A few weeks back I bought this wristband.
You’d be forgiven for thinking it’s nothing more than a hollow pop-culture reference, a bit of shallow and insignificant fun. But there are three reasons this line from John McTiernan’s 1988 Die Hard works so well as a motto or a (pun alert!) ...call to arms.
Here we go.
The Outsider. Firstly, it’s John McClane’s line, right? And McClane is everyone’s favourite maverick-New-York-cop-on-an-ill-advised-Los-Angeles-stop-over. While coke-snorting white-collar corporate America parties on the 30th floor of Nakatomi Plaza, elevated above the working lives of the less fortunate like carefree Gods on Olympus, out-of-towner McClane arrives on the ground floor, a determinedly ordinary cop in a place he doesn’t belong. Dammit, the dude’s so friendless even his wife has denied his name. The twelve bad guys – his judge and jury – are also classy fellas; their leader Hans Gruber swaps chit-chat about Saville row suits with Mr Nakatomi in his plush office before offing him. McClane, by contrast, moves most freely through service tunnels and vents; a bro clearly most comfortable below-stairs.
The Man of Modest Means.

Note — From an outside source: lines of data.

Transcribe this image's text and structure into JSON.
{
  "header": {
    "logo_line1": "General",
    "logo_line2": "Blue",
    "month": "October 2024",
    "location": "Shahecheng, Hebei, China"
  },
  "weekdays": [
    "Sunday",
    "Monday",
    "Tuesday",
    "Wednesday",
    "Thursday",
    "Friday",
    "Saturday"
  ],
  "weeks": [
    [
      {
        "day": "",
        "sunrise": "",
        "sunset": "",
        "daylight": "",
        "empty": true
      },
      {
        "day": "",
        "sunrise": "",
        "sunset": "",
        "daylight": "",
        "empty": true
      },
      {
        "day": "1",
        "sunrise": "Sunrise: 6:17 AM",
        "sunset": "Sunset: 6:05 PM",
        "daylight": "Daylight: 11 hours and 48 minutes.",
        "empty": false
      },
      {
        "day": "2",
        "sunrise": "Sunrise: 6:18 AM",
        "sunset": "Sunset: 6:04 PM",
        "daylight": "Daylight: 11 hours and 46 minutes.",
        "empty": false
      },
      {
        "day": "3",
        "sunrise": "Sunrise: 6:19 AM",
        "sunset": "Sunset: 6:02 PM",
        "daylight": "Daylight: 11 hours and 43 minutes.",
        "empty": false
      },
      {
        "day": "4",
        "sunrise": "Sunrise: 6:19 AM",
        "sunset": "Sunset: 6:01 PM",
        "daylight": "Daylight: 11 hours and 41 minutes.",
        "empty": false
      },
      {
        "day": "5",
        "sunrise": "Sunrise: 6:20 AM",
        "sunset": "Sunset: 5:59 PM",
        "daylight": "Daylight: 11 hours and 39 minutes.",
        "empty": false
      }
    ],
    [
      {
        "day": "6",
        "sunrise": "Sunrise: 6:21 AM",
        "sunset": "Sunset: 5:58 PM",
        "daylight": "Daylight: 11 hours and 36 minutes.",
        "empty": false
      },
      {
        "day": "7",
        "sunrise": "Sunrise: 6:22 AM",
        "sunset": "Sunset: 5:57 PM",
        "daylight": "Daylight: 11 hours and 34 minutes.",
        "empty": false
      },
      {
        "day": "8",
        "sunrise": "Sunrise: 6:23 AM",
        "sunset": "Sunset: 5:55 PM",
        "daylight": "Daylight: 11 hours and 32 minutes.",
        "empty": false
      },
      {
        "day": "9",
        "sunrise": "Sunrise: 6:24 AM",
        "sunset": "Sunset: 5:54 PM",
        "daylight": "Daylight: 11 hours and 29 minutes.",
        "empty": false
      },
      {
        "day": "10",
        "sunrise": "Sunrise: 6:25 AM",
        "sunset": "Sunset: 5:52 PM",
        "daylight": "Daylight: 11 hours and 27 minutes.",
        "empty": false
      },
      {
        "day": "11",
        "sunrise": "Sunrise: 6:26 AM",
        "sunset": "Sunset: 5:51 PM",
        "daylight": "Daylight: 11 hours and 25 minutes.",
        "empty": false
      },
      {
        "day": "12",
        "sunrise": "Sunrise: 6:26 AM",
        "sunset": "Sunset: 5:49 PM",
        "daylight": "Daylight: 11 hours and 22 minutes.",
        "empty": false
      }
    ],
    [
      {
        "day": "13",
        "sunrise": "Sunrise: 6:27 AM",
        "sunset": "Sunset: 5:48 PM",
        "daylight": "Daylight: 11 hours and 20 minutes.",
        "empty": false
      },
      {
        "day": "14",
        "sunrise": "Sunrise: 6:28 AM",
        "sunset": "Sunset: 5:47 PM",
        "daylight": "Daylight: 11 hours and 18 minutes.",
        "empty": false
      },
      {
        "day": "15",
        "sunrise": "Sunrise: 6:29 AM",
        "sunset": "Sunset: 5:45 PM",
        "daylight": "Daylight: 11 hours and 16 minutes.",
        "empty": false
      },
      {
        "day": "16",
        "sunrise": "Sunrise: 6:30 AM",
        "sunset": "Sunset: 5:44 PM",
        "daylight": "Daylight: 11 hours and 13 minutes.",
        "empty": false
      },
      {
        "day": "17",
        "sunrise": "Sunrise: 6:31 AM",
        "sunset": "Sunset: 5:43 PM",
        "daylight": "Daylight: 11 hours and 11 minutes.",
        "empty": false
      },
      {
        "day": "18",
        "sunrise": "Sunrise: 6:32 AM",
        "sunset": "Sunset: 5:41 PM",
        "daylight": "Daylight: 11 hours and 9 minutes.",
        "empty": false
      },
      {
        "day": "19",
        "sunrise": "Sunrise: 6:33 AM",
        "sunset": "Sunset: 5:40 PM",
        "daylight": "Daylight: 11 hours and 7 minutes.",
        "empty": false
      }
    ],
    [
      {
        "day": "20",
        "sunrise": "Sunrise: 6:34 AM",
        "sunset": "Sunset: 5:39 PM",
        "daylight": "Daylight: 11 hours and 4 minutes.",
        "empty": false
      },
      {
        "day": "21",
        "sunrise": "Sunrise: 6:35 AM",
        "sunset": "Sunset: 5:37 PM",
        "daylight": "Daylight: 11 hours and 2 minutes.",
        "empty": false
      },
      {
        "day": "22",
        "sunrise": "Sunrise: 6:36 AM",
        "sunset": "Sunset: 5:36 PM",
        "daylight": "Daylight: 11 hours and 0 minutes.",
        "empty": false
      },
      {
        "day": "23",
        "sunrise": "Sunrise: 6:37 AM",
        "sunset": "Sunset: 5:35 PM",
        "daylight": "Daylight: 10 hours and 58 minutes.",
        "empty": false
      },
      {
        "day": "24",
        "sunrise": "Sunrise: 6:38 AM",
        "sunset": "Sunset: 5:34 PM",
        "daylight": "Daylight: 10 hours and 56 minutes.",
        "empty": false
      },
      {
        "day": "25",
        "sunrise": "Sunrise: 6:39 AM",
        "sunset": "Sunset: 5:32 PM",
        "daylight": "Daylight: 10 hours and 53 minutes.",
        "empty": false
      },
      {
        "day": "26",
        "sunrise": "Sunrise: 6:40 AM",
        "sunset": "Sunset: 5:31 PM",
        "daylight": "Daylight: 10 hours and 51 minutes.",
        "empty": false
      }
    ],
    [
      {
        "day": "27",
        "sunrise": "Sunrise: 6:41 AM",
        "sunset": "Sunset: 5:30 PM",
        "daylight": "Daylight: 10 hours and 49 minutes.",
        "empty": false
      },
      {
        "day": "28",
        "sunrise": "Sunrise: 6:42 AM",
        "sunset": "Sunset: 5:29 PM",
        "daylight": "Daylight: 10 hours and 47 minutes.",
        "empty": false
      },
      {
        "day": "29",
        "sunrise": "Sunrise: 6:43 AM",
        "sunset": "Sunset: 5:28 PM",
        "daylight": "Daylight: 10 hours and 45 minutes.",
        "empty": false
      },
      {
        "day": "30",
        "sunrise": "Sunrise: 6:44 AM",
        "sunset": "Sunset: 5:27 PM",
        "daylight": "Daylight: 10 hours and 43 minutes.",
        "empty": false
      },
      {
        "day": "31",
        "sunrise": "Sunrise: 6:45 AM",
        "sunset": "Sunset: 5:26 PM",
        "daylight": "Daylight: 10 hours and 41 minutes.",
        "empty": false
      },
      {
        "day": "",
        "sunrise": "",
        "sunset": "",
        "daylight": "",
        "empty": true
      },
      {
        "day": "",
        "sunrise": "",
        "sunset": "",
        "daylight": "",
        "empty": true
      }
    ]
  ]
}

In contrast to the generous luxury of the plaza building, McClane is hopelessly ill-equipped to achieve anything. He begins his mission lacking almost every advantage others have over him. His clothing is reminiscent of a shiftless vagrant; he suffers bare feet throughout the movie – he can’t even scavenge trainers from the dudes he kills – wears a filthy vest, forages makeshift tools and props, and writes the line in question, awkwardly, left-handed, using lipstick. All he seems to own is a zippo. The guy is the very definition of under-resourced.
The Parvenu. Having risen suddenly in rank, any upstart worth their salt mocks the growing discomfort of their former oppressors, right? As McClane begins to stubbornly tip the odds in his favour, his premature celebration of unexpected progress – Now I Have a Machine Gun Ho Ho Ho – works like some sort of declaration of imminent revolution. Remember that zippo? The guy’s like Prometheus! He’s got the fire(power) and he’s gonna use it!
So it’s my liberation wristband, y’all. Rise up.
I’ll never listen to Elvis Costello again.
That comes as an unsettling realisation. I don’t think I’m overstating the case when I say that in the past I’ve been a complete Costello obsessive. I knew every album backwards. I listened to songs on a loop. I read biographies, studied lyrics, re-bought CDs when they were issued with new liner notes, collected stuff he’d penned for other singers, watched crappy movies purely on the basis of a tune on the soundtrack.
I was an unapologetic Costellophile for fifteen years. Case in point: I was in a band in my teens and twenties. This being pre-social media, we advertised for replacement drummers, new guitar players etc in the NME. We’d send interested parties a demo tape so they knew what we were about. Having listened, one guitarist phoned to withdraw his interest. I took the call while the rest of the band slouched around my parents’ kitchen table. “It’s just Elvis Costello all over again,” the guy said. “Exactly!” I beamed, delighted.
So when did it stop? Hard to pinpoint exactly, but a while ago now it just vanished. I mean, I still love the guy, but there must be five albums now that I’ve never heard a note of. I’ve no desire to check ‘em out on Spotify either. I just know – in some way that I can’t hope to successfully express – that my Costello period is over, like it was too intense and burned itself completely out.
Which gets me wondering. Will my Aesop Rock fixation die too? Will I wake up one day and suddenly find I’m not into sci-fi survival horror, zombie-flicks, Indiana Jones or heist movies? Or that I find Stephen King tiresome? Will I write a blogpost declaring a complete and detached neutrality on football matters relating to Huddersfield Town? Or – here’s the crux of it, folks – will I one day go off YA?
Each of us is a bundle of obsessions, I guess, but which of them are in the bone, which in the skin, and which in the haircut, tattoo or t-shirt? Or have all our fascinations a certain half-life or potential energy and the more we fuel them the faster they burn up? And then there’s this: so far, for me at least, when one fixation goes another one comes along to replace it. But will that always happen, or do we start to run down our reserves as we grow older, so that we end our days unable to feel any thrill of anticipation even when the next Star Wars movie comes out?
Scary thought. But equally you can’t live life cooling the heat on the stuff you love in the hope that it’s preserved for longer. Stoke the flames and burn that baby up as bright as brilliant as possible, I say.
And when it dies, whatever it is, you can always get into zombie-flicks. Or Elvis Costello, right?